Pompeo expresses support for Ozil in criticism of China's treatment of Uighurs
US Secretary of State Mike Pompeo on Tuesday came out in support of Arsenal player Mesut Ozil for his criticism of China’s treatment of ethnic Uighur Muslims, saying Beijing can censor the team’s football games but cannot hide rights violations.
The Arsenal midfielder, a German Muslim of Turkish origin, last week in social media posts called Uighurs “warriors who resist persecution” and criticized both China’s crackdown and the silence of Muslims in response.
China’s state broadcaster CCTV on Sunday removed Arsenal’s Premier League game against Manchester City from its broadcast schedule.
“China’s Communist Party propaganda outlets can censor Mesut Ozil and Arsenal’s game all season long, but the truth will prevail,” Pompeo tweeted. “The CCP can’t hide its gross #humanrights violations perpetrated against Uighurs and other religious faiths from the world.”
The United Nations and human rights groups estimate that between 1 million and 2 million people, mostly ethnic Uighur Muslims, have been detained in harsh conditions in Xinjiang as part of what Beijing calls an antiterrorism campaign.
China has repeatedly denied any mistreatment of Uighurs.
On Monday, China’s Foreign Ministry said Ozil “had been completely deceived by fake news and false statements.”
Washington has been ratcheting up its criticism of Beijing over Uighurs simultaneously as it has continued its trade deal negotiations. US President Donald Trump in November signed into law congressional legislation backing protesters in Hong Kong despite angry objections from China.
Earlier this month, the U.S. House of Representatives passed legislation requiring a stronger response to Beijing’s treatment of its Uighur Muslim minority.
What started as demonstrations against a now-withdrawn bill allowing extradition from Hong Kong to mainland China has morphed into calls for greater democratic freedoms and nearly six months of sometimes violent protests in Hong Kong. Beijing has condemned the unrest and blamed foreign interference.
Arsenal on Saturday tried to distance itself from Ozil’s comments after he posted messages on Twitter and Instagram. “The content he expressed is entirely Ozil’s personal opinion,” the official account of Arsenal said in a post on China’s Twitter-like Weibo platform.
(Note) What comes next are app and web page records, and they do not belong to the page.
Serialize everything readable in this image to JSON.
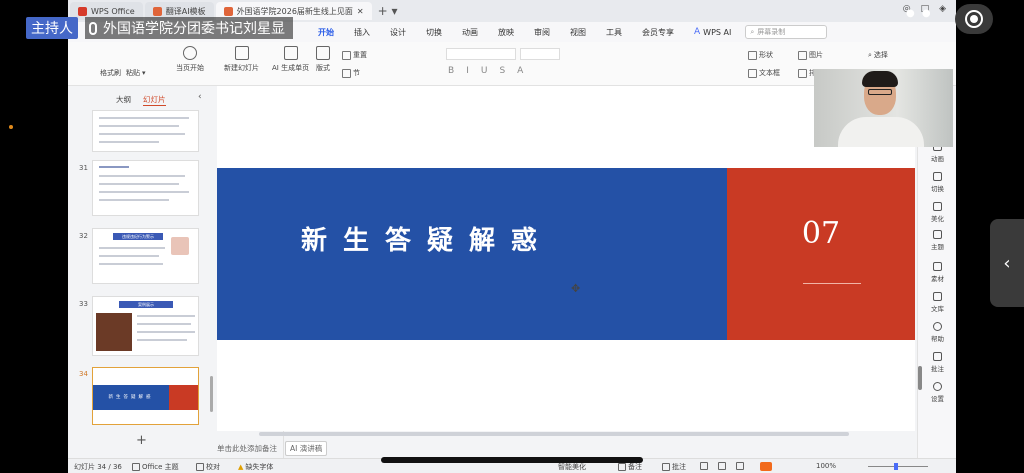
{
  "overlay": {
    "host_badge": "主持人",
    "host_name": "外国语学院分团委书记刘星显"
  },
  "tabs": [
    {
      "label": "WPS Office",
      "color": "#d63a2a"
    },
    {
      "label": "翻译AI模板",
      "color": "#e0653a"
    },
    {
      "label": "外国语学院2026届新生线上见面",
      "color": "#e0653a"
    }
  ],
  "menu": {
    "items": [
      "开始",
      "插入",
      "设计",
      "切换",
      "动画",
      "放映",
      "审阅",
      "视图",
      "工具",
      "会员专享"
    ],
    "active": "开始",
    "wps_ai": "WPS AI",
    "search_placeholder": "屏幕录制"
  },
  "ribbon": {
    "format_painter": "格式刷",
    "paste": "粘贴",
    "from_current": "当页开始",
    "new_slide": "新建幻灯片",
    "ai_single": "AI 生成单页",
    "layout": "版式",
    "reset": "重置",
    "section": "节",
    "shape": "形状",
    "picture": "图片",
    "textbox": "文本框",
    "arrange": "排列",
    "select": "选择"
  },
  "left_panel": {
    "tab_outline": "大纲",
    "tab_slides": "幻灯片",
    "thumbs": [
      {
        "num": "",
        "title": ""
      },
      {
        "num": "31",
        "title": ""
      },
      {
        "num": "32",
        "title": "违规违纪行为警示"
      },
      {
        "num": "33",
        "title": "案例展示"
      },
      {
        "num": "34",
        "title": "新生答疑解惑"
      }
    ],
    "add_label": "+"
  },
  "slide": {
    "title": "新生答疑解惑",
    "number": "07",
    "blue": "#2451a6",
    "red": "#c93a24"
  },
  "notes": {
    "placeholder": "单击此处添加备注",
    "ai_speech": "AI 演讲稿"
  },
  "right_bar": [
    "动画",
    "切换",
    "美化",
    "主题",
    "素材",
    "文库",
    "帮助",
    "批注",
    "设置"
  ],
  "status": {
    "slide_counter": "幻灯片 34 / 36",
    "theme": "Office 主题",
    "proofread": "校对",
    "missing_font": "缺失字体",
    "smart_beautify": "智能美化",
    "notes": "备注",
    "comments": "批注",
    "zoom": "100%"
  }
}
The controversy is the latest between the sports industry and China. In October, an executive with the National Basketball Association’s Houston Rockets expressed support for the pro-democracy demonstrators in Hong Kong, angering Beijing and suddenly putting on shaky ground the league’s estimated $4 billion market in China.